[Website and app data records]
##############################
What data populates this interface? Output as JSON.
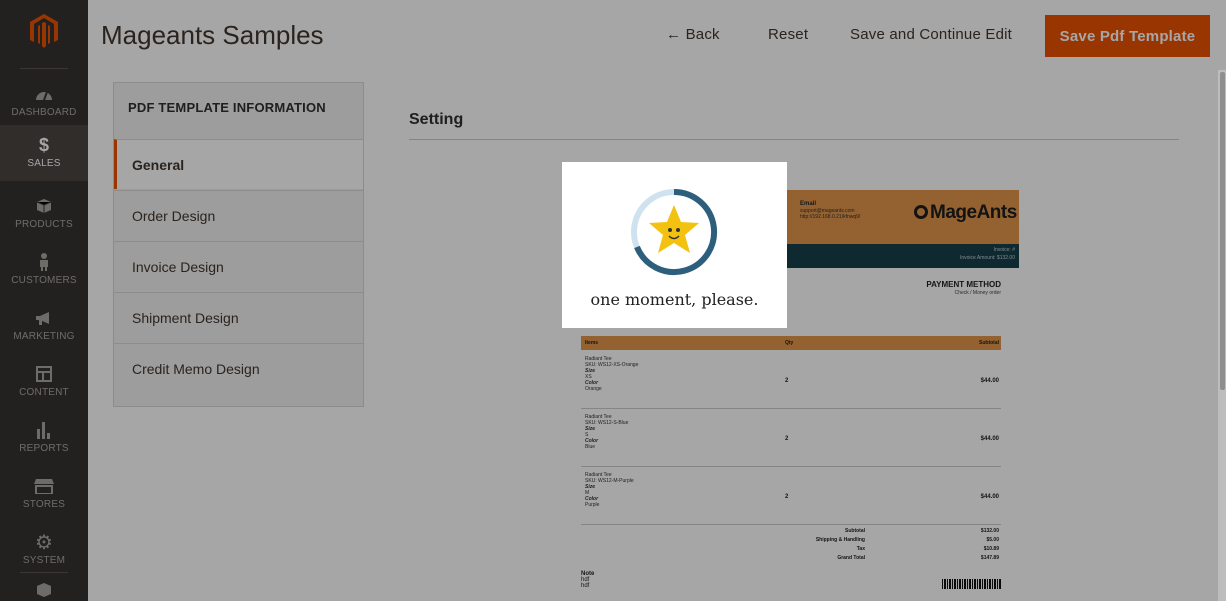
{
  "app": {
    "title": "Mageants Samples"
  },
  "sidebar": {
    "items": [
      {
        "label": "DASHBOARD",
        "icon": "dashboard-icon"
      },
      {
        "label": "SALES",
        "icon": "dollar-icon",
        "active": true
      },
      {
        "label": "PRODUCTS",
        "icon": "cube-icon"
      },
      {
        "label": "CUSTOMERS",
        "icon": "person-icon"
      },
      {
        "label": "MARKETING",
        "icon": "megaphone-icon"
      },
      {
        "label": "CONTENT",
        "icon": "layout-icon"
      },
      {
        "label": "REPORTS",
        "icon": "bar-chart-icon"
      },
      {
        "label": "STORES",
        "icon": "storefront-icon"
      },
      {
        "label": "SYSTEM",
        "icon": "gear-icon"
      }
    ]
  },
  "header": {
    "back_label": "← Back",
    "reset_label": "Reset",
    "save_continue_label": "Save and Continue Edit",
    "save_label": "Save Pdf Template"
  },
  "tabs": {
    "title": "PDF TEMPLATE INFORMATION",
    "items": [
      {
        "label": "General",
        "active": true
      },
      {
        "label": "Order Design"
      },
      {
        "label": "Invoice Design"
      },
      {
        "label": "Shipment Design"
      },
      {
        "label": "Credit Memo Design"
      }
    ]
  },
  "section": {
    "title": "Setting"
  },
  "pdf": {
    "email_label": "Email",
    "email_text": "support@mageants.com http://192.168.0.21/kfnwq9/",
    "brand": "MageAnts",
    "invoice_line1": "Invoice: #",
    "invoice_line2": "Invoice Amount: $132.00",
    "payment_method": "PAYMENT METHOD",
    "payment_value": "Check / Money order",
    "columns": [
      "Items",
      "Qty",
      "Subtotal"
    ],
    "rows": [
      {
        "name": "Radiant Tee",
        "sku": "SKU: WS12-XS-Orange",
        "size": "XS",
        "color": "Orange",
        "qty": "2",
        "subtotal": "$44.00"
      },
      {
        "name": "Radiant Tee",
        "sku": "SKU: WS12-S-Blue",
        "size": "S",
        "color": "Blue",
        "qty": "2",
        "subtotal": "$44.00"
      },
      {
        "name": "Radiant Tee",
        "sku": "SKU: WS12-M-Purple",
        "size": "M",
        "color": "Purple",
        "qty": "2",
        "subtotal": "$44.00"
      }
    ],
    "size_label": "Size",
    "color_label": "Color",
    "totals": [
      {
        "label": "Subtotal",
        "value": "$132.00"
      },
      {
        "label": "Shipping & Handling",
        "value": "$5.00"
      },
      {
        "label": "Tax",
        "value": "$10.89"
      },
      {
        "label": "Grand Total",
        "value": "$147.89"
      }
    ],
    "note_label": "Note",
    "note_lines": [
      "hdf",
      "hdf"
    ]
  },
  "loader": {
    "text": "one moment, please."
  },
  "colors": {
    "accent": "#eb5202",
    "sidebar": "#373330",
    "pdf_orange": "#e3954b",
    "pdf_dark": "#163f4a"
  }
}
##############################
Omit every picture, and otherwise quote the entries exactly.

* REPLY TO THE TASK *
What data populates this interface? Output as JSON.
{
  "app": {
    "title": "Mageants Samples"
  },
  "sidebar": {
    "items": [
      {
        "label": "DASHBOARD",
        "icon": "dashboard-icon"
      },
      {
        "label": "SALES",
        "icon": "dollar-icon",
        "active": true
      },
      {
        "label": "PRODUCTS",
        "icon": "cube-icon"
      },
      {
        "label": "CUSTOMERS",
        "icon": "person-icon"
      },
      {
        "label": "MARKETING",
        "icon": "megaphone-icon"
      },
      {
        "label": "CONTENT",
        "icon": "layout-icon"
      },
      {
        "label": "REPORTS",
        "icon": "bar-chart-icon"
      },
      {
        "label": "STORES",
        "icon": "storefront-icon"
      },
      {
        "label": "SYSTEM",
        "icon": "gear-icon"
      }
    ]
  },
  "header": {
    "back_label": "← Back",
    "reset_label": "Reset",
    "save_continue_label": "Save and Continue Edit",
    "save_label": "Save Pdf Template"
  },
  "tabs": {
    "title": "PDF TEMPLATE INFORMATION",
    "items": [
      {
        "label": "General",
        "active": true
      },
      {
        "label": "Order Design"
      },
      {
        "label": "Invoice Design"
      },
      {
        "label": "Shipment Design"
      },
      {
        "label": "Credit Memo Design"
      }
    ]
  },
  "section": {
    "title": "Setting"
  },
  "pdf": {
    "email_label": "Email",
    "email_text": "support@mageants.com http://192.168.0.21/kfnwq9/",
    "brand": "MageAnts",
    "invoice_line1": "Invoice: #",
    "invoice_line2": "Invoice Amount: $132.00",
    "payment_method": "PAYMENT METHOD",
    "payment_value": "Check / Money order",
    "columns": [
      "Items",
      "Qty",
      "Subtotal"
    ],
    "rows": [
      {
        "name": "Radiant Tee",
        "sku": "SKU: WS12-XS-Orange",
        "size": "XS",
        "color": "Orange",
        "qty": "2",
        "subtotal": "$44.00"
      },
      {
        "name": "Radiant Tee",
        "sku": "SKU: WS12-S-Blue",
        "size": "S",
        "color": "Blue",
        "qty": "2",
        "subtotal": "$44.00"
      },
      {
        "name": "Radiant Tee",
        "sku": "SKU: WS12-M-Purple",
        "size": "M",
        "color": "Purple",
        "qty": "2",
        "subtotal": "$44.00"
      }
    ],
    "size_label": "Size",
    "color_label": "Color",
    "totals": [
      {
        "label": "Subtotal",
        "value": "$132.00"
      },
      {
        "label": "Shipping & Handling",
        "value": "$5.00"
      },
      {
        "label": "Tax",
        "value": "$10.89"
      },
      {
        "label": "Grand Total",
        "value": "$147.89"
      }
    ],
    "note_label": "Note",
    "note_lines": [
      "hdf",
      "hdf"
    ]
  },
  "loader": {
    "text": "one moment, please."
  },
  "colors": {
    "accent": "#eb5202",
    "sidebar": "#373330",
    "pdf_orange": "#e3954b",
    "pdf_dark": "#163f4a"
  }
}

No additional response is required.